▶ **Task goal**: Return all lines of the data in which the string "only" occurs.

[Dataset items]
◆ ◆ ◆
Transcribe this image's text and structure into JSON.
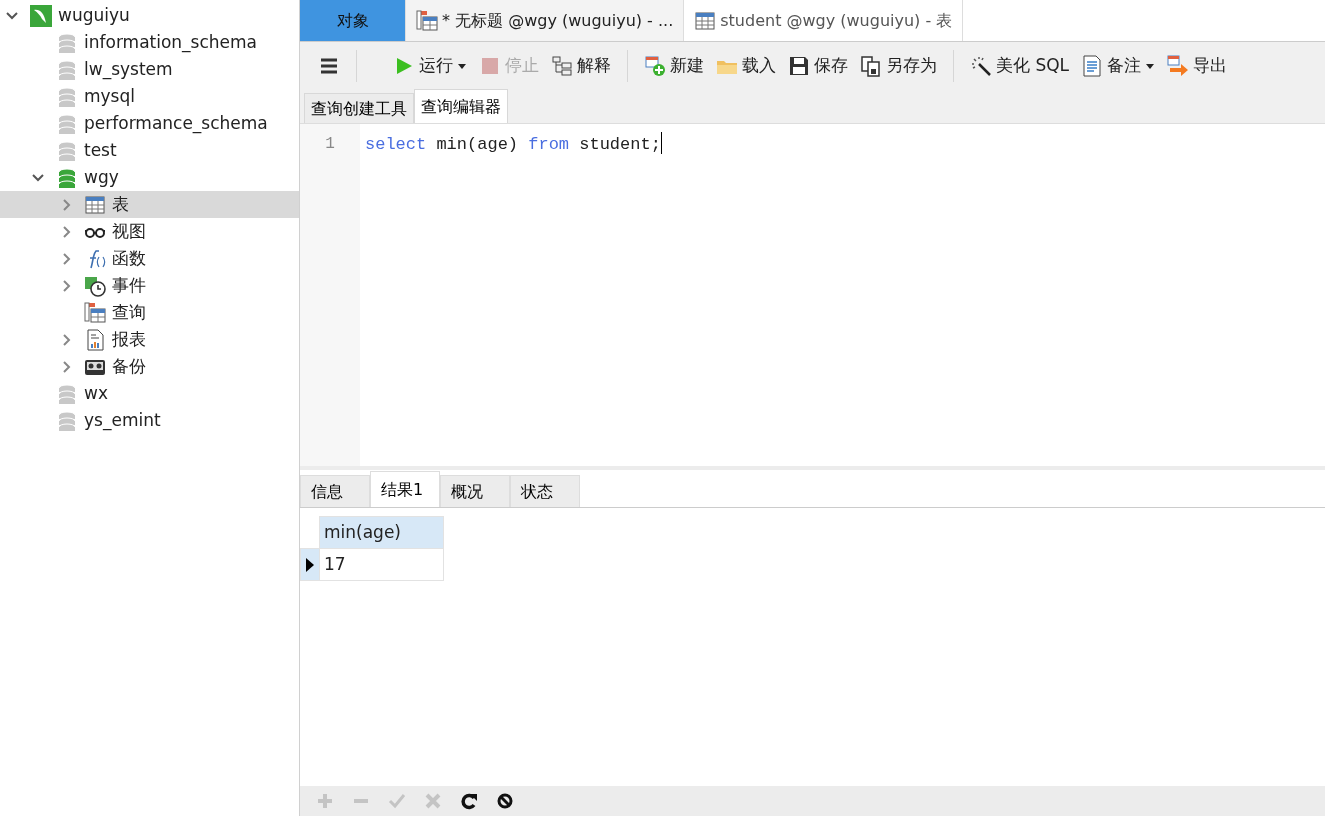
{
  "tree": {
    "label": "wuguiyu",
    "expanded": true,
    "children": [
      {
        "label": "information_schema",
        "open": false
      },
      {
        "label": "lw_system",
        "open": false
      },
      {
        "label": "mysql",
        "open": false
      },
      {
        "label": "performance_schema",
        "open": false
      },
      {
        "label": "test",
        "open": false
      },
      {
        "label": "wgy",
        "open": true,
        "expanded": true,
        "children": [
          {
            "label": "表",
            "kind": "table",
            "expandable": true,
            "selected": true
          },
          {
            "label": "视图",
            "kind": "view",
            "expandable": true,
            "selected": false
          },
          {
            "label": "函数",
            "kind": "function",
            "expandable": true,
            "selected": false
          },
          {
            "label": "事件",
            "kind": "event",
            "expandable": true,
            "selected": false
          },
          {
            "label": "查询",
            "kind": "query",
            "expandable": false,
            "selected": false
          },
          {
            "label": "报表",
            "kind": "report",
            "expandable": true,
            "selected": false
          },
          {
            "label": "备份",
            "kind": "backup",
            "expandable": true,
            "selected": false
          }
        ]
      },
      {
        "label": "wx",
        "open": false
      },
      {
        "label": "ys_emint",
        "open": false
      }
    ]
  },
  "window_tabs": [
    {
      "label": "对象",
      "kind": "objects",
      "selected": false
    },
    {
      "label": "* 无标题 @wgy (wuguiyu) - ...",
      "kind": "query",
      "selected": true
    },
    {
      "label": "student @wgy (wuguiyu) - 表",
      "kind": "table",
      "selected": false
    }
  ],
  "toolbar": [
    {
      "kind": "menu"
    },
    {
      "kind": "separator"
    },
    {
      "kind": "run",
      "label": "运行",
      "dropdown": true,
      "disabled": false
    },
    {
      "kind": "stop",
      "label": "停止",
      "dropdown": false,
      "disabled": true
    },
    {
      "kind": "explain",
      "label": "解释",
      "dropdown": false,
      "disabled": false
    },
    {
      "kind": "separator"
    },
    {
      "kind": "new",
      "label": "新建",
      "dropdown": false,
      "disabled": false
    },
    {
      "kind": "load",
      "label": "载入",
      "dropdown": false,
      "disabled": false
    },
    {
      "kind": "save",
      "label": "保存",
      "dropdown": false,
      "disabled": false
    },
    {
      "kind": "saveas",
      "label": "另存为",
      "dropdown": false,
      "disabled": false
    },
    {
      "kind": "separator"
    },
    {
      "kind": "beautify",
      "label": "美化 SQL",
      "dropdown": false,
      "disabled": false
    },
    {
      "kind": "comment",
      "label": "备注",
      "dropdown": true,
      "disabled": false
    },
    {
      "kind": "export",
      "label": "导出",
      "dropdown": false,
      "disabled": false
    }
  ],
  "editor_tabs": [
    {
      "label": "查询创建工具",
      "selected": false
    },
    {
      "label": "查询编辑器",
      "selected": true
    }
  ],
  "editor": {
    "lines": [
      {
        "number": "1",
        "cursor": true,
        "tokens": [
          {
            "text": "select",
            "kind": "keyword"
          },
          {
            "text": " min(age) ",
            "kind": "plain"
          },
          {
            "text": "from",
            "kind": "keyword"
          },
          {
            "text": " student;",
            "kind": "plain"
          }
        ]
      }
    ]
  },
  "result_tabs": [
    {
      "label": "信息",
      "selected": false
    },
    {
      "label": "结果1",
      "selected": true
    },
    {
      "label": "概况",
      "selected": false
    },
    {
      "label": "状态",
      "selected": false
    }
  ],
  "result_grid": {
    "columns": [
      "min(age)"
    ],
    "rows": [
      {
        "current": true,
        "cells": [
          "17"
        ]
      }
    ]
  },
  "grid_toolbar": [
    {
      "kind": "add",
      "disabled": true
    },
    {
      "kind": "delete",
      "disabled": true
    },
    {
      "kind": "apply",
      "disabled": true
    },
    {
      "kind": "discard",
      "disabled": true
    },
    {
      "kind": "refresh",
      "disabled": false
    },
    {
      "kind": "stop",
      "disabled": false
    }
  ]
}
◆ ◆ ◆
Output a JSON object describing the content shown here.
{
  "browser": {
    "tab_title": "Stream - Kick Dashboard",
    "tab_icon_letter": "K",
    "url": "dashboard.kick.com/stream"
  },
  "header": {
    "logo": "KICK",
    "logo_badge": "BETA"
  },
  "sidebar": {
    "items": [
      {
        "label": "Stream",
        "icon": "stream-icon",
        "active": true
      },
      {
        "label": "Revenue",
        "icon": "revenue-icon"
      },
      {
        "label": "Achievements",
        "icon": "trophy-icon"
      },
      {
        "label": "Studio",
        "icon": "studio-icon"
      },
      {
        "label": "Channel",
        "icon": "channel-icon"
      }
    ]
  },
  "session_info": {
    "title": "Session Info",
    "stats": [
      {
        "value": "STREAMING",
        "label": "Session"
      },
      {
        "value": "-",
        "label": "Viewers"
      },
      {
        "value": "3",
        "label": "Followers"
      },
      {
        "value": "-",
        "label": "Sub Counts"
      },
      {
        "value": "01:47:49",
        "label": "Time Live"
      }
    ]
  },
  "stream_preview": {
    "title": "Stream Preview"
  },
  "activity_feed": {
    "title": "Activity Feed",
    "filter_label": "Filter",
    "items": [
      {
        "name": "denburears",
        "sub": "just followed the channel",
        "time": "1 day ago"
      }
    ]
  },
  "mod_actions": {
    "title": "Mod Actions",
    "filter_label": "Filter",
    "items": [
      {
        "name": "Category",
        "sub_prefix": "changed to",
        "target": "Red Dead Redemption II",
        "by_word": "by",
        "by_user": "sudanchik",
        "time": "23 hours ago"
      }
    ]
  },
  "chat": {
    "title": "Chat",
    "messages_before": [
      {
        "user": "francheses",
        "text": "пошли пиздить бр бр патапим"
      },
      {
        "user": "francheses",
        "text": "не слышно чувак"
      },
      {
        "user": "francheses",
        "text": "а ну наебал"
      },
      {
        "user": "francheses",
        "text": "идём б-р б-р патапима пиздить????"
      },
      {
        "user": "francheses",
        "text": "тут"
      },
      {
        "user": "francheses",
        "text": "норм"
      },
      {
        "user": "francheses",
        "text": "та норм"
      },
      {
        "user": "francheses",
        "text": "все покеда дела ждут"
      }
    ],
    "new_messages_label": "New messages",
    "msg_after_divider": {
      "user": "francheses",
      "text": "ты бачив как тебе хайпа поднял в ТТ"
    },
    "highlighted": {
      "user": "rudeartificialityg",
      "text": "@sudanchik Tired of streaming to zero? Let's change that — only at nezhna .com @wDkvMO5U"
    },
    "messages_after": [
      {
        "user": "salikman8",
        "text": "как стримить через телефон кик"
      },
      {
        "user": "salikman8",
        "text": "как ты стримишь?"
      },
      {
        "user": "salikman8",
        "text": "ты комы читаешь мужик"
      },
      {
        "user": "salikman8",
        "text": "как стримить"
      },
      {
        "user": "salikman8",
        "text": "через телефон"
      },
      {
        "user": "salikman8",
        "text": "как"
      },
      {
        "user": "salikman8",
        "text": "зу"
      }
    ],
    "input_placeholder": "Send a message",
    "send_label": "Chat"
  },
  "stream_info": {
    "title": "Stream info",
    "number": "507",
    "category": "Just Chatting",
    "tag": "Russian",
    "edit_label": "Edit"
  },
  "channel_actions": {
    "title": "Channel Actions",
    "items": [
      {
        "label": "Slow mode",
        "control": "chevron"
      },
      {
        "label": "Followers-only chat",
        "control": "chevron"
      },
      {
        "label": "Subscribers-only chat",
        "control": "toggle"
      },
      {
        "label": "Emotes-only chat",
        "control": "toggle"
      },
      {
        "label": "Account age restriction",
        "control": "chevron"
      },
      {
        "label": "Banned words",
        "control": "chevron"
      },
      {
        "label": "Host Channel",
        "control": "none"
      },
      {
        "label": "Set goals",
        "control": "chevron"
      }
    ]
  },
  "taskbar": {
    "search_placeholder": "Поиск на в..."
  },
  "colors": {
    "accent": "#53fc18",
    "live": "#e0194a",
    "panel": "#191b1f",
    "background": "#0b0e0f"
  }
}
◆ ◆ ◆
▶ **Exercise solution**:
      "text": "@sudanchik Tired of streaming to zero? Let's change that — only at nezhna .com @wDkvMO5U"
        "label": "Followers-only chat",
        "label": "Subscribers-only chat",
        "label": "Emotes-only chat",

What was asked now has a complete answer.